Improvising with light

One of the more valuable skills in nature photography is the ability to improvise, and make do with what you have at hand. I would love to be able to have all my equipment with me every time I take a walk in an interesting area, but this is never the case. The one predictable…

Out of Africa

A few days ago I came back from Mozambique, where I had spent 8 weeks conducting a comprehensive survey of orthopteroid insects (katydids, grasshoppers, and their allies) of the Gorongosa National Park. Needless to say, I also took a lot of photos; 14,520 to be exact. I thought that I went there well-prepared for any…

Travels in the Meddle Earth

“Go!” is the last word I hear, and then it’s only the swish of air, panic in my heart, and the river getting closer with every nanosecond.
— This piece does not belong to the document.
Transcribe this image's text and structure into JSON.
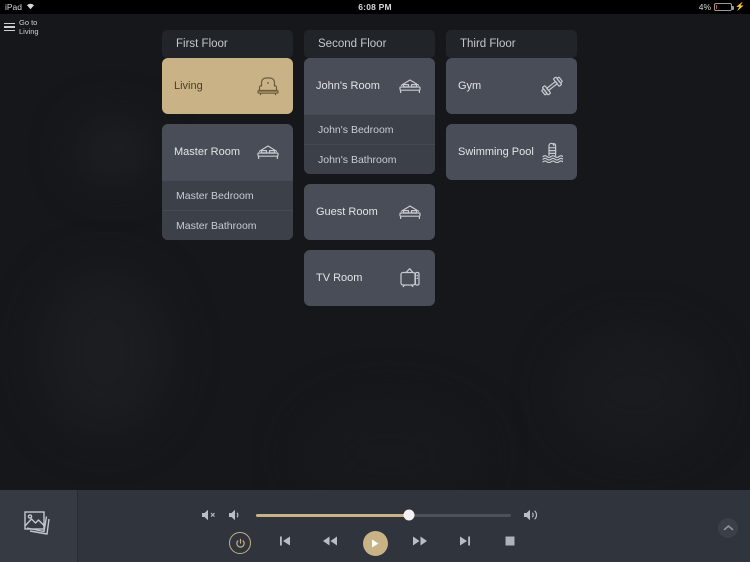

Right at the moment I am ready to have my skull crushed, something pulls me up, and I am flying towards the top of the canyon again. Ah,…

African Bats: Conservation in the Time of Ebola

A guest post by Jen Guyton The last fragile wing finally came free from the threads of my mist net. I sank into the sand on the riverbank, took a deep breath, and tugged off my yellow deerskin gloves. Eight cotton bags wiggled as they hung from the line that tethered my mist net to…

Involuntary Bioslaughter and Why a Spider is Dead

“Hey, where is the spider post?”, you may be asking if you arrived at this page by following one of the thousands of links that sprung up overnight in the online media and social circuits. In the fine tradition of online publishing I took the liberty of pulling a “bait-and-click” switcheroo, and turning the hysteria…

Mozambique Diary: The House of Spiders

A guest post by Edward O. Wilson At the end of a long rutted road in the park sits a conspicuous artifact in the midst of wilderness. Built in 1970, the Hippo House was the vantage point, the antigo miradouro, from which well-heeled tourists, cool drinks in hand, watched wildlife herds as they grazed over…